Changes coming to nursing curriculum

Pathophysiology students sitting, ready for the lecture to begin. Many of these students were recently accepted into the school of nursing for the fall and will be the last to take this course prior to entering the program.

Faith Hadley

The curriculum for the School of Nursing has recently undergone modifications that will soon be put into place for the benefit of Washburn’s pre-nursing majors.

The pathophysiology and pharmacology classes are each being split into two-semester courses. Both classes were originally taken, separately, in one semester.

Pathophysiology is the study of the disease processes that occur in the body. Pharmacology informs students of various drugs’ administration and how they function in the body. The courses are highly interrelated, as a working understanding of how a disease works is necessary for proper and effective comprehension of a drug.

Along with the split of both courses into two separate semesters, pathophysiology will be moved from a prerequisite for the nursing program into the School of Nursing curriculum. There were multiple prompts for these changes. However, many faculty favored having pathophysiology as a prerequisite.

“It really [allows] them to grasp the nursing content easier once they [start] getting heavy doses of it in the nursing curriculum,” said Assistant Dean of Nursing Marian Jamieson.

In spite of this, the class was a stumbling block for many students. Multiple difficult prerequisites meant that if a student wished to retake a class, his or her graduation could be prolonged another semester.

This presented a possible loss of students to other programs that wouldn’t prolong a student’s time in school. Many students also found it difficult to complete all of the prerequisite classes within four semesters. The transfer of pathophysiology to within the nursing school curriculum will ease these difficulties.

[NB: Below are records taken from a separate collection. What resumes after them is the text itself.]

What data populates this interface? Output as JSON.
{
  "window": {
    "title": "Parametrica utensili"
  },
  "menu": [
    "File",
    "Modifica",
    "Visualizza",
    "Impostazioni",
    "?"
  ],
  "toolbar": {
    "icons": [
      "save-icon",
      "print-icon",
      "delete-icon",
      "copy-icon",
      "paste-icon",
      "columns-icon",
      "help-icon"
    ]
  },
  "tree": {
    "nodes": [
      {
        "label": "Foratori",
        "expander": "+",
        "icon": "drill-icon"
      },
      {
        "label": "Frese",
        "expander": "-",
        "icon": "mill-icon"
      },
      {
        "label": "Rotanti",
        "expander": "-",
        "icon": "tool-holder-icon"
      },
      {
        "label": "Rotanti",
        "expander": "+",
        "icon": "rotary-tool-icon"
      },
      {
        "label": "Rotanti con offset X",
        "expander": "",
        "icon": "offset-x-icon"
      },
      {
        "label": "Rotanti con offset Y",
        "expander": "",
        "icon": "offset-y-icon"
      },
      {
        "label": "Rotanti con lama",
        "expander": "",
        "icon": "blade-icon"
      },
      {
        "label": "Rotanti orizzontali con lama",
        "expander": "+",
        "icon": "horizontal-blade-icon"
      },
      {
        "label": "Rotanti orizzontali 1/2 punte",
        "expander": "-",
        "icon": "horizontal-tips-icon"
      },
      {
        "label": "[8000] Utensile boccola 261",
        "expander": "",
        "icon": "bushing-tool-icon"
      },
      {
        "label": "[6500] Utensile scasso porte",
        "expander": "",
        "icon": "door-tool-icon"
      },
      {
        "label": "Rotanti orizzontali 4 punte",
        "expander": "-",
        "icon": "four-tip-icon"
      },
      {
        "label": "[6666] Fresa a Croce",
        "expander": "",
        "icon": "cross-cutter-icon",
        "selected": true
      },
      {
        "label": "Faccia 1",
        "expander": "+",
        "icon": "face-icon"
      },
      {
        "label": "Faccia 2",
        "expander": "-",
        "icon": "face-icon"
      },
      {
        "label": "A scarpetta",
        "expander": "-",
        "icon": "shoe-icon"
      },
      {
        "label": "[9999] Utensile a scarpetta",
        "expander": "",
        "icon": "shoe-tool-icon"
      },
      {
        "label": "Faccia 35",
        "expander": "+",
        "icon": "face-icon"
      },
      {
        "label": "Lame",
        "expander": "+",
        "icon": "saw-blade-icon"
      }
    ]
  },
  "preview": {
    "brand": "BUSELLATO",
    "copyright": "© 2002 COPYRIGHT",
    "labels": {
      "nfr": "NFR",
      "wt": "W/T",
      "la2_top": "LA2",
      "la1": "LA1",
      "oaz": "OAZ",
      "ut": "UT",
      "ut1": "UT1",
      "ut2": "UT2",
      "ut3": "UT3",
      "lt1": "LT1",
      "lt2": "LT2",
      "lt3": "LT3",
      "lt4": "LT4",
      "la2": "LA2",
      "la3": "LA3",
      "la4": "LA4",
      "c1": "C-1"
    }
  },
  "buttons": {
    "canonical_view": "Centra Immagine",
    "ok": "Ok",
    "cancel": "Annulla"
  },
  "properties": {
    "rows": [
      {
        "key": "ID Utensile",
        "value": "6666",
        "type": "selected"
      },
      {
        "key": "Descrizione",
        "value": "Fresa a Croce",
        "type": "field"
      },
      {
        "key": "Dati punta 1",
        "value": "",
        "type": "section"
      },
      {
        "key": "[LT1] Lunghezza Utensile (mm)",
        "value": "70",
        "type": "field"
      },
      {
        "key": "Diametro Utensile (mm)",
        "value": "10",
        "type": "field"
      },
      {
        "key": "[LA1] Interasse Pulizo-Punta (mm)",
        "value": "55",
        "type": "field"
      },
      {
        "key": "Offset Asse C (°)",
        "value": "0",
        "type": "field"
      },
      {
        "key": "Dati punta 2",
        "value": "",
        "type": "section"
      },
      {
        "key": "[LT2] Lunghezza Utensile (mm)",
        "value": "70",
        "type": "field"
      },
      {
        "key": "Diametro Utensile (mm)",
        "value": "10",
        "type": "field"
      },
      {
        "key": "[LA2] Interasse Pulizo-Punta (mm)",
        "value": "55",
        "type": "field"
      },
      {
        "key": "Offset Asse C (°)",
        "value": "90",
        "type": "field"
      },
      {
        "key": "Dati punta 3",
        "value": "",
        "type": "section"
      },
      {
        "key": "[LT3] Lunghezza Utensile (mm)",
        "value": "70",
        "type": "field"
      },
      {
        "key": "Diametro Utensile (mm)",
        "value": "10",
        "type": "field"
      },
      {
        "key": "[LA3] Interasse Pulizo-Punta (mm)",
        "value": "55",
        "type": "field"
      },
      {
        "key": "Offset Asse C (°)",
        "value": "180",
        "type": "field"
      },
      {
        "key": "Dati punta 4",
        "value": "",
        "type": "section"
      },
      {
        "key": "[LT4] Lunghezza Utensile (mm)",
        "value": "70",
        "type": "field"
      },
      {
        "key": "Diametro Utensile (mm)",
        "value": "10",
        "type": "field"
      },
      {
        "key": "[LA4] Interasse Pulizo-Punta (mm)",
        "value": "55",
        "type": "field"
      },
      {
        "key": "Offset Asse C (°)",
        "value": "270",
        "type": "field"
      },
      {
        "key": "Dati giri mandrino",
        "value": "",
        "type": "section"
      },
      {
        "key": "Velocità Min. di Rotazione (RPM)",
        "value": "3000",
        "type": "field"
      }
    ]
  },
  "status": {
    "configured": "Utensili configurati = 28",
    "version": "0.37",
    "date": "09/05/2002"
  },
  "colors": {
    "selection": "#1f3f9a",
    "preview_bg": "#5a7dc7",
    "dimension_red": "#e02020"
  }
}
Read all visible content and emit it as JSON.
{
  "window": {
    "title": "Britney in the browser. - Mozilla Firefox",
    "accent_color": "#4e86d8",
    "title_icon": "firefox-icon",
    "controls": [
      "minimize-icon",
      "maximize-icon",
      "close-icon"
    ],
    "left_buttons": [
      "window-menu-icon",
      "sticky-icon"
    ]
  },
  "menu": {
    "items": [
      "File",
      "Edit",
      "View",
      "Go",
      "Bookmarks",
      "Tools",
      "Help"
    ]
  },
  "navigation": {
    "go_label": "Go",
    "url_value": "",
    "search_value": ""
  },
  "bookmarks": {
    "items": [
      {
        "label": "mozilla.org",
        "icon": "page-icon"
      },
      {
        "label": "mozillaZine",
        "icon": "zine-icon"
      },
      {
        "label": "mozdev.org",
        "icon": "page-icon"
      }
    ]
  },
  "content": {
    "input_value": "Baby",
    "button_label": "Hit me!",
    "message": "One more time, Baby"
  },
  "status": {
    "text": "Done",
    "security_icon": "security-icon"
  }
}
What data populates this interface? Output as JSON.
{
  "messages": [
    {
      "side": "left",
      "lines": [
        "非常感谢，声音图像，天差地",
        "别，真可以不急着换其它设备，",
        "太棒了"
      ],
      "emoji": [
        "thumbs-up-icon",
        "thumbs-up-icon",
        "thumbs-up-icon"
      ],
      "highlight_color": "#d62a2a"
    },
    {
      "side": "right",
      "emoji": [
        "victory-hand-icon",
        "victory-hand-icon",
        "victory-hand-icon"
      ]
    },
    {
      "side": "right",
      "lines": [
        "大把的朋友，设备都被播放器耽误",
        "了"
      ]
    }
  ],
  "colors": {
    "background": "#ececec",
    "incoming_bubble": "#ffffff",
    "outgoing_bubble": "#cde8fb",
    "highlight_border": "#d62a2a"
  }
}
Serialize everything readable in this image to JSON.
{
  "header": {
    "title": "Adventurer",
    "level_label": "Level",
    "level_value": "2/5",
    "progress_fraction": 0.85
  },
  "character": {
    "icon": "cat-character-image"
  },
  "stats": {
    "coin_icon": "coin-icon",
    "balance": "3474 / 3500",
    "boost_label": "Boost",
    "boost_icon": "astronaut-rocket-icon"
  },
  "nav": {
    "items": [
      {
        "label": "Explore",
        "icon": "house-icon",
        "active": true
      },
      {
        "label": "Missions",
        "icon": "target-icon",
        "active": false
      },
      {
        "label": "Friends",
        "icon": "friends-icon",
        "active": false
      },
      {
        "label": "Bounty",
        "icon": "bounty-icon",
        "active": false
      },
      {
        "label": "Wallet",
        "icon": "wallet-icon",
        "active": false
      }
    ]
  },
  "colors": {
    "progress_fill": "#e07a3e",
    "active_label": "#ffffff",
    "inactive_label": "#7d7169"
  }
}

Another purpose for these changes was to increase exposure to these subjects to help with learning and retention of the information. A common attitude among students of all disciplines while taking their prerequisite courses is to be checking classes off a list and to never have to think about them again. That attitude is very problematic with pathophysiology, as it is an integral topic throughout all of nursing school and nursing practice.

Students will now learn these somewhat difficult topics in conjunction with diagnosis methods and contact with patients who have those diseases and are taking those medications.

“You are tying in what you’re learning with what you are actually seeing, touching, and listening to,” said Sue Unruh, who currently teaches pathophysiology and pharmacology in the nursing school.

Unruh was also a member of the undergraduate education committee for the School of Nursing. This committee was responsible for the logistics required in the curriculum changes. They met on several occasions and developed course flow, syllabi and course descriptions.

The changes are already visible online in the list of prerequisite courses.

The recently accepted class of students that will enter in the Fall of 2016 will be the last students to go through the old curriculum. Any current pre-nursing students will now have a lighter prerequisite load.